I’m particularly interested in this issue because I’m pretty awful at turn taking in face-to-face conversation. Things should be easiest with all the context of visual cues and body language indicating who is about to speak, but I have a hard time taking what should be my turns in conversation. People tell me I don’t talk much. Hmm… I wonder if anyone ever tells someone they don’t listen much.

A long time ago I read that Ghandi, or maybe it was Buddha, would speak little so the few words had more impact. I remember thinking well of myself when I read that, but that’s entirely justification, not motivation, for my own speaking less. I failed my first driving test because I was too slow to pull out into traffic.
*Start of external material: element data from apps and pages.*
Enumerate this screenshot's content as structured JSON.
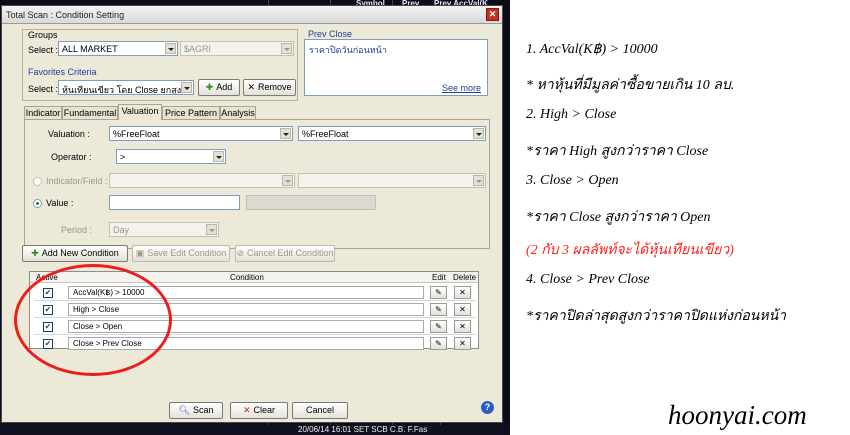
{
  "background_app": {
    "tabs": [
      "Symbol",
      "Prev",
      "Prev AccVal(K"
    ],
    "status_text": "20/06/14 16:01   SET   SCB   C.B. F.Fas"
  },
  "dialog": {
    "title": "Total Scan : Condition Setting",
    "groups": {
      "label": "Groups",
      "select_label": "Select :",
      "market_value": "ALL MARKET",
      "symbol_value": "$AGRI"
    },
    "favorites": {
      "label": "Favorites Criteria",
      "select_label": "Select :",
      "value": "หุ้นเทียนเขียว โดย Close ยกสูงขึ้",
      "add_label": "Add",
      "remove_label": "Remove"
    },
    "prev_close": {
      "label": "Prev Close",
      "description": "ราคาปิดวันก่อนหน้า",
      "see_more": "See more"
    },
    "tabs": [
      "Indicator",
      "Fundamental",
      "Valuation",
      "Price Pattern",
      "Analysis"
    ],
    "active_tab": "Valuation",
    "valuation_panel": {
      "valuation_label": "Valuation :",
      "valuation_left": "%FreeFloat",
      "valuation_right": "%FreeFloat",
      "operator_label": "Operator :",
      "operator_value": ">",
      "indicator_label": "Indicator/Field :",
      "value_label": "Value :",
      "value_input": "",
      "period_label": "Period :",
      "period_value": "Day"
    },
    "actions": {
      "add_new": "Add New Condition",
      "save_edit": "Save Edit Condition",
      "cancel_edit": "Cancel Edit Condition"
    },
    "grid": {
      "headers": {
        "active": "Active",
        "condition": "Condition",
        "edit": "Edit",
        "delete": "Delete"
      },
      "rows": [
        {
          "active": true,
          "condition": "AccVal(K฿) > 10000"
        },
        {
          "active": true,
          "condition": "High > Close"
        },
        {
          "active": true,
          "condition": "Close > Open"
        },
        {
          "active": true,
          "condition": "Close > Prev Close"
        }
      ]
    },
    "footer": {
      "scan": "Scan",
      "clear": "Clear",
      "cancel": "Cancel",
      "help": "?"
    }
  },
  "annotations": [
    {
      "text": "1. AccVal(K฿) > 10000",
      "style": "normal"
    },
    {
      "text": "* หาหุ้นที่มีมูลค่าซื้อขายเกิน 10 ลบ.",
      "style": "normal"
    },
    {
      "text": "2. High > Close",
      "style": "normal"
    },
    {
      "text": "*ราคา High สูงกว่าราคา Close",
      "style": "normal"
    },
    {
      "text": "3. Close > Open",
      "style": "normal"
    },
    {
      "text": "*ราคา Close สูงกว่าราคา Open",
      "style": "normal"
    },
    {
      "text": "(2 กับ 3 ผลลัพท์จะได้หุ้นเทียนเขียว)",
      "style": "red"
    },
    {
      "text": "4. Close > Prev Close",
      "style": "normal"
    },
    {
      "text": "*ราคาปิดล่าสุดสูงกว่าราคาปิดแห่งก่อนหน้า",
      "style": "normal"
    }
  ],
  "brand": "hoonyai.com",
  "colors": {
    "highlight_ring": "#ee1c1c",
    "annotation_red": "#ff2020"
  }
}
If there were a conversation test, I’d fail that for the same reason.

So anyway, that’s what got me thinking about turn negotiation in teleconferencing, and in the process, I think I came up with a decent idea for a business. The elevator pitch: it would be the American Idol model of user-selected media applied to teleconferencing.

Phone Idol?

So rather than calling and voting on contestants you watch on TV, you would call to vote on contestants you hear on the phone. You and another random person listen to each other for a span of time, maybe a minute, and then you each press a button on your phone to vote on how interesting the other person’s speech/song/whatever was.

Then you move on and repeat this process for a few rounds until someone with something interesting to share has come out on top by social selection. Then everyone is patched in to hear the winning person do whatever they want to do on the teleconference for a minute or so. Rinse, and repeat.

The winning audio clips could be recorded and published as a podcast to increase the incentive to participate. Ads could run on the teleconference, or maybe it would work with a 1-900 number. I’m sure someone with an MBA could work out the business model, but I think there’s a business there waiting to be made.

Or maybe someone has already done something like this. I’ve never used one of those "party lines." Are they anything like this, or is that more of a dating thing? I don’t suppose there are many original ideas of things to do with phones any more, but I thought it was interesting enough to write up.